Your task.
Repeat each entry exactly. Drop every image.

Available data.
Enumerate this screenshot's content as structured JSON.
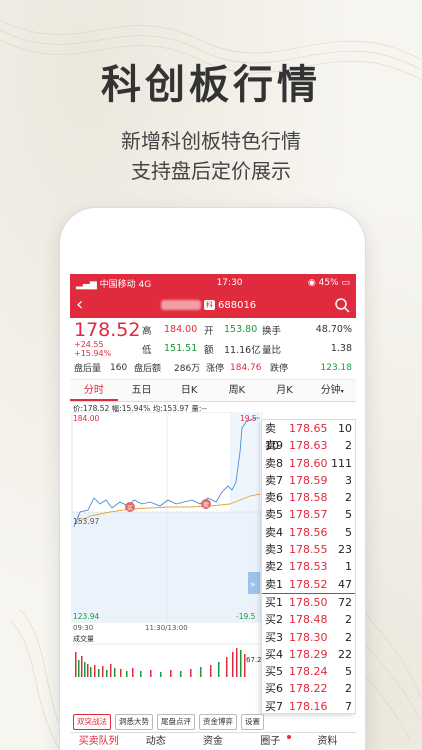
{
  "headline": "科创板行情",
  "subtitle_line1": "新增科创板特色行情",
  "subtitle_line2": "支持盘后定价展示",
  "status": {
    "carrier": "中国移动",
    "network": "4G",
    "time": "17:30",
    "battery": "45%"
  },
  "nav": {
    "code": "688016",
    "badge": "科"
  },
  "quote": {
    "price": "178.52",
    "change": "+24.55",
    "change_pct": "+15.94%",
    "high_label": "高",
    "high": "184.00",
    "open_label": "开",
    "open": "153.80",
    "turnover_label": "换手",
    "turnover": "48.70%",
    "low_label": "低",
    "low": "151.51",
    "amount_label": "额",
    "amount": "11.16亿",
    "ratio_label": "量比",
    "ratio": "1.38",
    "after_vol_label": "盘后量",
    "after_vol": "160",
    "after_amt_label": "盘后额",
    "after_amt": "286万",
    "limit_up_label": "涨停",
    "limit_up": "184.76",
    "limit_down_label": "跌停",
    "limit_down": "123.18"
  },
  "tabs": [
    "分时",
    "五日",
    "日K",
    "周K",
    "月K",
    "分钟"
  ],
  "chart_info": {
    "price": "价:178.52",
    "pct": "幅:15.94%",
    "avg": "均:153.97",
    "vol": "量:--"
  },
  "chart_labels": {
    "top": "184.00",
    "mid": "153.97",
    "bottom": "123.94",
    "pct_top": "19.5",
    "pct_bottom": "-19.5",
    "t_start": "09:30",
    "t_mid": "11:30/13:00",
    "t_end": "15:00",
    "vol_title": "成交量",
    "vol_val": "67.2",
    "buy_mark": "买",
    "sell_mark": "卖"
  },
  "order_book": {
    "asks": [
      {
        "label": "卖10",
        "price": "178.65",
        "vol": "10"
      },
      {
        "label": "卖9",
        "price": "178.63",
        "vol": "2"
      },
      {
        "label": "卖8",
        "price": "178.60",
        "vol": "111"
      },
      {
        "label": "卖7",
        "price": "178.59",
        "vol": "3"
      },
      {
        "label": "卖6",
        "price": "178.58",
        "vol": "2"
      },
      {
        "label": "卖5",
        "price": "178.57",
        "vol": "5"
      },
      {
        "label": "卖4",
        "price": "178.56",
        "vol": "5"
      },
      {
        "label": "卖3",
        "price": "178.55",
        "vol": "23"
      },
      {
        "label": "卖2",
        "price": "178.53",
        "vol": "1"
      },
      {
        "label": "卖1",
        "price": "178.52",
        "vol": "47"
      }
    ],
    "bids": [
      {
        "label": "买1",
        "price": "178.50",
        "vol": "72"
      },
      {
        "label": "买2",
        "price": "178.48",
        "vol": "2"
      },
      {
        "label": "买3",
        "price": "178.30",
        "vol": "2"
      },
      {
        "label": "买4",
        "price": "178.29",
        "vol": "22"
      },
      {
        "label": "买5",
        "price": "178.24",
        "vol": "5"
      },
      {
        "label": "买6",
        "price": "178.22",
        "vol": "2"
      },
      {
        "label": "买7",
        "price": "178.16",
        "vol": "7"
      }
    ]
  },
  "tool_buttons": [
    "双突战法",
    "洞悉大势",
    "尾盘点评",
    "资金博弈",
    "设置"
  ],
  "bottom_tabs": [
    "买卖队列",
    "动态",
    "资金",
    "圈子",
    "资料"
  ]
}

Expected answer.
Enumerate this screenshot's content as structured JSON.
{
  "headline": "科创板行情",
  "subtitle_line1": "新增科创板特色行情",
  "subtitle_line2": "支持盘后定价展示",
  "status": {
    "carrier": "中国移动",
    "network": "4G",
    "time": "17:30",
    "battery": "45%"
  },
  "nav": {
    "code": "688016",
    "badge": "科"
  },
  "quote": {
    "price": "178.52",
    "change": "+24.55",
    "change_pct": "+15.94%",
    "high_label": "高",
    "high": "184.00",
    "open_label": "开",
    "open": "153.80",
    "turnover_label": "换手",
    "turnover": "48.70%",
    "low_label": "低",
    "low": "151.51",
    "amount_label": "额",
    "amount": "11.16亿",
    "ratio_label": "量比",
    "ratio": "1.38",
    "after_vol_label": "盘后量",
    "after_vol": "160",
    "after_amt_label": "盘后额",
    "after_amt": "286万",
    "limit_up_label": "涨停",
    "limit_up": "184.76",
    "limit_down_label": "跌停",
    "limit_down": "123.18"
  },
  "tabs": [
    "分时",
    "五日",
    "日K",
    "周K",
    "月K",
    "分钟"
  ],
  "chart_info": {
    "price": "价:178.52",
    "pct": "幅:15.94%",
    "avg": "均:153.97",
    "vol": "量:--"
  },
  "chart_labels": {
    "top": "184.00",
    "mid": "153.97",
    "bottom": "123.94",
    "pct_top": "19.5",
    "pct_bottom": "-19.5",
    "t_start": "09:30",
    "t_mid": "11:30/13:00",
    "t_end": "15:00",
    "vol_title": "成交量",
    "vol_val": "67.2",
    "buy_mark": "买",
    "sell_mark": "卖"
  },
  "order_book": {
    "asks": [
      {
        "label": "卖10",
        "price": "178.65",
        "vol": "10"
      },
      {
        "label": "卖9",
        "price": "178.63",
        "vol": "2"
      },
      {
        "label": "卖8",
        "price": "178.60",
        "vol": "111"
      },
      {
        "label": "卖7",
        "price": "178.59",
        "vol": "3"
      },
      {
        "label": "卖6",
        "price": "178.58",
        "vol": "2"
      },
      {
        "label": "卖5",
        "price": "178.57",
        "vol": "5"
      },
      {
        "label": "卖4",
        "price": "178.56",
        "vol": "5"
      },
      {
        "label": "卖3",
        "price": "178.55",
        "vol": "23"
      },
      {
        "label": "卖2",
        "price": "178.53",
        "vol": "1"
      },
      {
        "label": "卖1",
        "price": "178.52",
        "vol": "47"
      }
    ],
    "bids": [
      {
        "label": "买1",
        "price": "178.50",
        "vol": "72"
      },
      {
        "label": "买2",
        "price": "178.48",
        "vol": "2"
      },
      {
        "label": "买3",
        "price": "178.30",
        "vol": "2"
      },
      {
        "label": "买4",
        "price": "178.29",
        "vol": "22"
      },
      {
        "label": "买5",
        "price": "178.24",
        "vol": "5"
      },
      {
        "label": "买6",
        "price": "178.22",
        "vol": "2"
      },
      {
        "label": "买7",
        "price": "178.16",
        "vol": "7"
      }
    ]
  },
  "tool_buttons": [
    "双突战法",
    "洞悉大势",
    "尾盘点评",
    "资金博弈",
    "设置"
  ],
  "bottom_tabs": [
    "买卖队列",
    "动态",
    "资金",
    "圈子",
    "资料"
  ]
}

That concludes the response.